Content starts
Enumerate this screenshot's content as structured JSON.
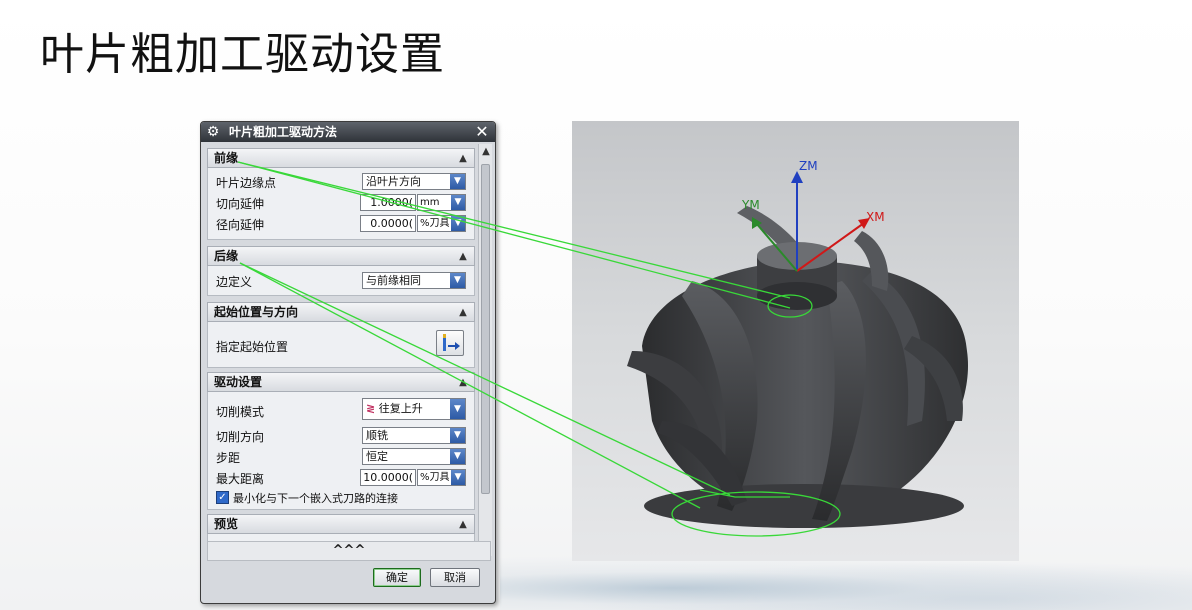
{
  "slide": {
    "title": "叶片粗加工驱动设置"
  },
  "dialog": {
    "title": "叶片粗加工驱动方法",
    "close_glyph": "✕",
    "gear_glyph": "⚙",
    "sections": {
      "leading_edge": {
        "header": "前缘",
        "rows": {
          "blade_edge_point": {
            "label": "叶片边缘点",
            "value": "沿叶片方向"
          },
          "tangential_extension": {
            "label": "切向延伸",
            "value": "1.0000(",
            "unit": "mm"
          },
          "radial_extension": {
            "label": "径向延伸",
            "value": "0.0000(",
            "unit": "%刀具"
          }
        }
      },
      "trailing_edge": {
        "header": "后缘",
        "rows": {
          "edge_definition": {
            "label": "边定义",
            "value": "与前缘相同"
          }
        }
      },
      "start_position": {
        "header": "起始位置与方向",
        "rows": {
          "specify_start": {
            "label": "指定起始位置"
          }
        }
      },
      "drive_settings": {
        "header": "驱动设置",
        "rows": {
          "cut_pattern": {
            "label": "切削模式",
            "value": "往复上升"
          },
          "cut_direction": {
            "label": "切削方向",
            "value": "顺铣"
          },
          "stepover": {
            "label": "步距",
            "value": "恒定"
          },
          "max_distance": {
            "label": "最大距离",
            "value": "10.0000(",
            "unit": "%刀具"
          },
          "minimize_checkbox": {
            "label": "最小化与下一个嵌入式刀路的连接",
            "checked": true
          }
        }
      },
      "preview": {
        "header": "预览"
      }
    },
    "expander": "^^^",
    "buttons": {
      "ok": "确定",
      "cancel": "取消"
    }
  },
  "viewport": {
    "axes": {
      "zm": "ZM",
      "ym": "YM",
      "xm": "XM"
    },
    "colors": {
      "zm": "#2040c0",
      "ym": "#2a8a2a",
      "xm": "#d01818",
      "leader_lines": "#39d839"
    }
  }
}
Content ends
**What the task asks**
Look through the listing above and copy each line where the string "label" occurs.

**Result below**
            "label": "叶片边缘点",
            "label": "切向延伸",
            "label": "径向延伸",
            "label": "边定义",
            "label": "指定起始位置"
            "label": "切削模式",
            "label": "切削方向",
            "label": "步距",
            "label": "最大距离",
            "label": "最小化与下一个嵌入式刀路的连接",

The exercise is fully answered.